    • This indicates how normalization is required to make the data features normally distributed as clustering algorithms require them to be normally distributed.

Data Preprocessing

In this section, you will preprocess the data to create a better representation of customers by performing a scaling on the data and detecting (and optionally removing) outliers. Preprocessing data is often times a critical step in assuring that results you obtain from your analysis are significant and meaningful.

Implementation: Feature Scaling

If data is not normally distributed, especially if the mean and median vary significantly (indicating a large skew), it is most often appropriate to apply a non-linear scaling — particularly for financial data. One way to achieve this scaling is by using a Box-Cox test, which calculates the best power transformation of the data that reduces skewness. A simpler approach which can work in most cases would be applying the natural logarithm.

In the code block below, you will need to implement the following:

  • Assign a copy of the data to log_data after applying a logarithm scaling. Use the np.log function for this.
  • Assign a copy of the sample data to log_samples after applying a logrithm scaling. Again, use np.log.
In [15]:
# TODO: Scale the data using the natural logarithm
log_data = np.log(data)

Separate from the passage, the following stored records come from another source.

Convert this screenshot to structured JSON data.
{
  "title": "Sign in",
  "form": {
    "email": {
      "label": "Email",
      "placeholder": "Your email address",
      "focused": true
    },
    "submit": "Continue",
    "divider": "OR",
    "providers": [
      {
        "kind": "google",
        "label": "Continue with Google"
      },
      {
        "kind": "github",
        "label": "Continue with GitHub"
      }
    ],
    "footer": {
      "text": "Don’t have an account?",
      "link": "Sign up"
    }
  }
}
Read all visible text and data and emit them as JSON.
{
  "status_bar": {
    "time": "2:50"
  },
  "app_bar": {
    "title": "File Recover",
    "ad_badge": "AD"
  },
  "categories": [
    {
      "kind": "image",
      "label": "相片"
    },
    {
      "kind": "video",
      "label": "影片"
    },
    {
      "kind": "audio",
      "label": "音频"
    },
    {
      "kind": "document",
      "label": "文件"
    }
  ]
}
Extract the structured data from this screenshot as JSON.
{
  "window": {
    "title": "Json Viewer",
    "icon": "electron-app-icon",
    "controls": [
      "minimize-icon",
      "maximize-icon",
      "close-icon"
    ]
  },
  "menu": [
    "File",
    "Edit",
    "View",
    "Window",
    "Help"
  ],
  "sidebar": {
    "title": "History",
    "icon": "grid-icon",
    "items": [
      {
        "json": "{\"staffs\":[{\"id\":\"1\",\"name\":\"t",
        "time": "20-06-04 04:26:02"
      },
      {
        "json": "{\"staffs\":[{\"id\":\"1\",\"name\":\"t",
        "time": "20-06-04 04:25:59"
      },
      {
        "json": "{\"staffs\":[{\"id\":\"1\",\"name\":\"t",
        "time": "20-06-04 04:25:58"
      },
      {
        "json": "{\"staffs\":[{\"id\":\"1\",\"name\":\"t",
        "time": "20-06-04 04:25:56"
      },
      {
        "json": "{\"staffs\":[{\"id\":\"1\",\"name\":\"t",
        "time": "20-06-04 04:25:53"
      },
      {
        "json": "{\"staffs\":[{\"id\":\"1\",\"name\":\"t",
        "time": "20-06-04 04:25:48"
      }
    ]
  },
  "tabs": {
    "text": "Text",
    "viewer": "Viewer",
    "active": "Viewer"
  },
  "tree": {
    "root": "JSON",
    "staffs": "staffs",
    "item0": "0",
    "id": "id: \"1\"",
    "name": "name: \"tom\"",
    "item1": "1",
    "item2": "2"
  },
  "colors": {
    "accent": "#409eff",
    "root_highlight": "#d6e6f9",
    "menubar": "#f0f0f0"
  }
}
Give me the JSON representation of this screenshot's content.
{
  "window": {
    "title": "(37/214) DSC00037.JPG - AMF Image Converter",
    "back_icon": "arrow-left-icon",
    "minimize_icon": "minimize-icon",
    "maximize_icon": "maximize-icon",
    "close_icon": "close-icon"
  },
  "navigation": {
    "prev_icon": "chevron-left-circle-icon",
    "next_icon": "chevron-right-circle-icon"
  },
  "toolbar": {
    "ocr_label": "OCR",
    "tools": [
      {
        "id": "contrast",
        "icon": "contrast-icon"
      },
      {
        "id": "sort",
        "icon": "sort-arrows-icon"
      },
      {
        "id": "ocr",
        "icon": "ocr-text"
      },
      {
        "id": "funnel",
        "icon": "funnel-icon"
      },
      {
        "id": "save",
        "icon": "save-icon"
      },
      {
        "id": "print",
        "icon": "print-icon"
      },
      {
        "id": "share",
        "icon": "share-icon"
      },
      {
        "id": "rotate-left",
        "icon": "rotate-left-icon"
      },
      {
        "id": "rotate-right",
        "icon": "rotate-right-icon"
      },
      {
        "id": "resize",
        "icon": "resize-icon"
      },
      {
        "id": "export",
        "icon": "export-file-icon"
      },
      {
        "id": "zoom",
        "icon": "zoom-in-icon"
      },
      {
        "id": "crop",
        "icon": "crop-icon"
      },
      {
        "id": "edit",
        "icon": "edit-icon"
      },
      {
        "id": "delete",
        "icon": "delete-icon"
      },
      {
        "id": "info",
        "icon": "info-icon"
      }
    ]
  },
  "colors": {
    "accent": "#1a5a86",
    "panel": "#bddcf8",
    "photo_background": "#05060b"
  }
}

# TODO: Scale the sample data using the natural logarithm
log_samples = np.log(samples)

# Produce a scatter matrix for each pair of newly-transformed features
pd.scatter_matrix(log_data, alpha = 0.3, figsize = (14,8), diagonal = 'kde');